Copy the records below character for character.

Entries shown below:

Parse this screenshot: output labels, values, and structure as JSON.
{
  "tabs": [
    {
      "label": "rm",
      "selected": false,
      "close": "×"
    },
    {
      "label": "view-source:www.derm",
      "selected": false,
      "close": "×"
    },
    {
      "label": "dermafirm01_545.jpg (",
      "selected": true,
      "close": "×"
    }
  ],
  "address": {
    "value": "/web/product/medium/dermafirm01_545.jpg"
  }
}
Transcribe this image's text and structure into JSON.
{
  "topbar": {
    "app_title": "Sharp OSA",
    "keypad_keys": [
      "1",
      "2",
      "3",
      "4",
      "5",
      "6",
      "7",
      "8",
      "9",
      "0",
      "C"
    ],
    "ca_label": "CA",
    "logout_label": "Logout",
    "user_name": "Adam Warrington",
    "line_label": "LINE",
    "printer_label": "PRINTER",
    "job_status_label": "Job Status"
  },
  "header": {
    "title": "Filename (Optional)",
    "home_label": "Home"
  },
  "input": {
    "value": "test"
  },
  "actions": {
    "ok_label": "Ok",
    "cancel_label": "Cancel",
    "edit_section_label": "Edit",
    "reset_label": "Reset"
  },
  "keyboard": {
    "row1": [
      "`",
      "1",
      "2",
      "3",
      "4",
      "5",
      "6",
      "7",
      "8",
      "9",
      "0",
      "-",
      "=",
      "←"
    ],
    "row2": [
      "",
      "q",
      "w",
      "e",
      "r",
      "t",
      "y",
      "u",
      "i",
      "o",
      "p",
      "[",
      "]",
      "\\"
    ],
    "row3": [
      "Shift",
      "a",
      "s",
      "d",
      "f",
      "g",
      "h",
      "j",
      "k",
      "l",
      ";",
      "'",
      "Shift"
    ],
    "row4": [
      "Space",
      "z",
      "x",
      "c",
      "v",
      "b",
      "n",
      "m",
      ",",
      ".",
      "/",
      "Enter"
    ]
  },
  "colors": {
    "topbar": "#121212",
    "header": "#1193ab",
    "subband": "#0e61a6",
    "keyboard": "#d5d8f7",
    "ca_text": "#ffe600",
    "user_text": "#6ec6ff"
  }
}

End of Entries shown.

Problem solution ->
Parse this screenshot: output labels, values, and structure as JSON.
{
  "tabs": [
    {
      "label": "rm",
      "selected": false,
      "close": "×"
    },
    {
      "label": "view-source:www.derm",
      "selected": false,
      "close": "×"
    },
    {
      "label": "dermafirm01_545.jpg (",
      "selected": true,
      "close": "×"
    }
  ],
  "address": {
    "value": "/web/product/medium/dermafirm01_545.jpg"
  }
}
Transcribe this image's text and structure into JSON.
{
  "topbar": {
    "app_title": "Sharp OSA",
    "keypad_keys": [
      "1",
      "2",
      "3",
      "4",
      "5",
      "6",
      "7",
      "8",
      "9",
      "0",
      "C"
    ],
    "ca_label": "CA",
    "logout_label": "Logout",
    "user_name": "Adam Warrington",
    "line_label": "LINE",
    "printer_label": "PRINTER",
    "job_status_label": "Job Status"
  },
  "header": {
    "title": "Filename (Optional)",
    "home_label": "Home"
  },
  "input": {
    "value": "test"
  },
  "actions": {
    "ok_label": "Ok",
    "cancel_label": "Cancel",
    "edit_section_label": "Edit",
    "reset_label": "Reset"
  },
  "keyboard": {
    "row1": [
      "`",
      "1",
      "2",
      "3",
      "4",
      "5",
      "6",
      "7",
      "8",
      "9",
      "0",
      "-",
      "=",
      "←"
    ],
    "row2": [
      "",
      "q",
      "w",
      "e",
      "r",
      "t",
      "y",
      "u",
      "i",
      "o",
      "p",
      "[",
      "]",
      "\\"
    ],
    "row3": [
      "Shift",
      "a",
      "s",
      "d",
      "f",
      "g",
      "h",
      "j",
      "k",
      "l",
      ";",
      "'",
      "Shift"
    ],
    "row4": [
      "Space",
      "z",
      "x",
      "c",
      "v",
      "b",
      "n",
      "m",
      ",",
      ".",
      "/",
      "Enter"
    ]
  },
  "colors": {
    "topbar": "#121212",
    "header": "#1193ab",
    "subband": "#0e61a6",
    "keyboard": "#d5d8f7",
    "ca_text": "#ffe600",
    "user_text": "#6ec6ff"
  }
}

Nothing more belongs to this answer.